Linlithgowshire Gazette, Friday 27th November, 1903, p.5.


   FIREMAN INJURED AT INVERKEITH. – An accident befell a Dundee fireman named Ewan at Inverkeilor on Tuesday morning. He was engaged on a special train from Dundee to Bervie, and in the course of some shunting at Inverkeilor his left arm was caught between the buffers of the engine and a carriage. On the train reaching Montrose he was taken to the Infirmary, where it was found that the muscles of the limb had been severely bruised. 

– Montrose Standard, Friday 27th November, 1903, p.4.


   SEVEN sheep were killed by a passing train on Tuesday at a level crossing near Stirling. 

– Falkirk Herald, Saturday 28th November, 1903, p.6.


   SHOCKING DEATH ON THE RAILWAY. – On Wednesday morning, on the railway, surfacemen at Markinch going to work they discovered the body of John Rollo, a tailor, lying on the down line near Markinch Station in a shockingly mutilated condition. It is supposed he had laid himself down on the rails on Tuesday night, and had been run over by an express train. The body had been carried a distance by the engine, and besides other terrible injuries the head was completely severed from the body. He was between 60 and 70 years of age. 

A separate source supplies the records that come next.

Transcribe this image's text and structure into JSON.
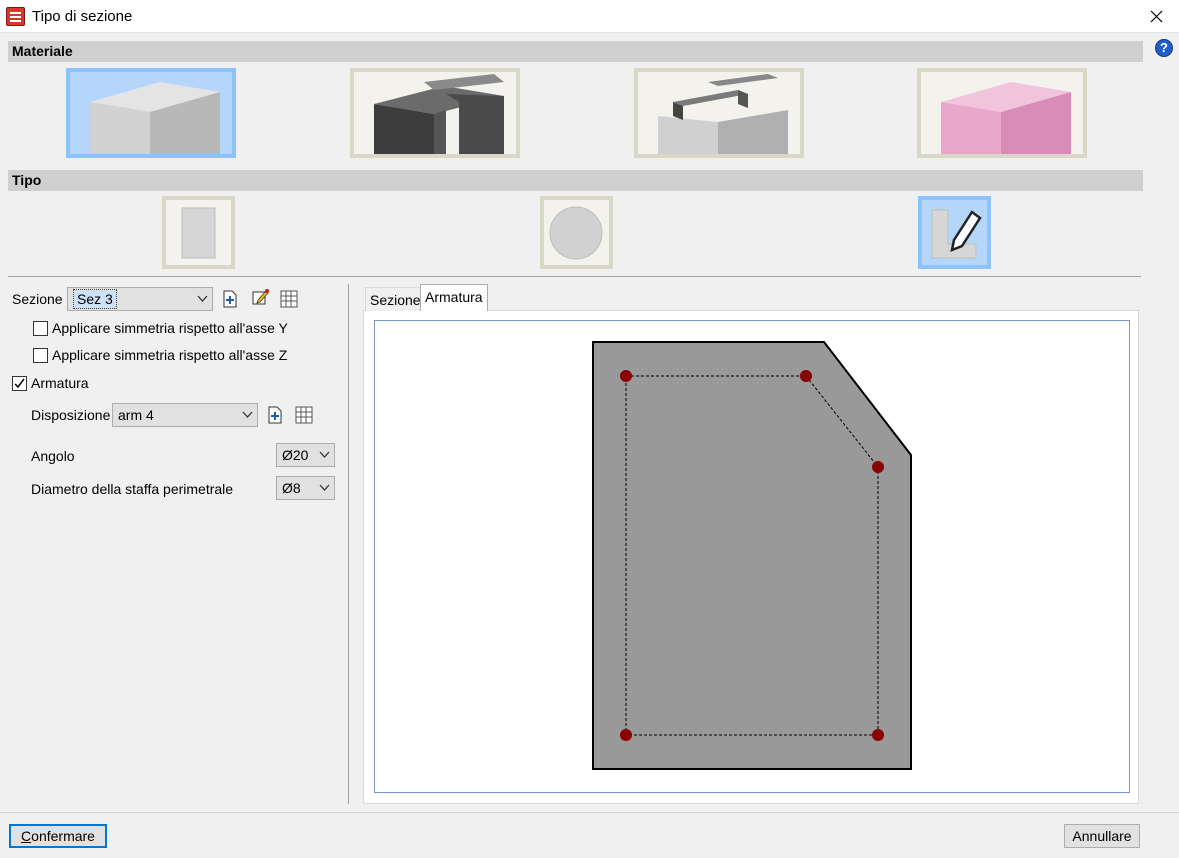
{
  "window": {
    "title": "Tipo di sezione"
  },
  "materiale": {
    "header": "Materiale",
    "options": [
      {
        "icon": "concrete-block-icon",
        "selected": true
      },
      {
        "icon": "steel-profile-icon",
        "selected": false
      },
      {
        "icon": "composite-section-icon",
        "selected": false
      },
      {
        "icon": "generic-material-block-icon",
        "selected": false
      }
    ]
  },
  "tipo": {
    "header": "Tipo",
    "options": [
      {
        "icon": "rectangular-section-icon",
        "selected": false
      },
      {
        "icon": "circular-section-icon",
        "selected": false
      },
      {
        "icon": "custom-section-edit-icon",
        "selected": true
      }
    ]
  },
  "left": {
    "sezione_label": "Sezione",
    "sezione_value": "Sez 3",
    "sym_y_label": "Applicare simmetria rispetto all'asse Y",
    "sym_y_checked": false,
    "sym_z_label": "Applicare simmetria rispetto all'asse Z",
    "sym_z_checked": false,
    "armatura_label": "Armatura",
    "armatura_checked": true,
    "disposizione_label": "Disposizione",
    "disposizione_value": "arm 4",
    "angolo_label": "Angolo",
    "angolo_value": "Ø20",
    "staffa_label": "Diametro della staffa perimetrale",
    "staffa_value": "Ø8"
  },
  "tabs": [
    {
      "label": "Sezione",
      "active": false
    },
    {
      "label": "Armatura",
      "active": true
    }
  ],
  "buttons": {
    "confirm": "Confermare",
    "confirm_accel": "C",
    "confirm_rest": "onfermare",
    "cancel": "Annullare"
  },
  "colors": {
    "selected_tile": "#b5d6fb",
    "tile_border": "#d9d7c6",
    "section_fill": "#999999",
    "rebar": "#8b0000"
  }
}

– Fife Free Press, & Kirkcaldy Guardian, Saturday 28th November, 1903, p.5.

Leave a Reply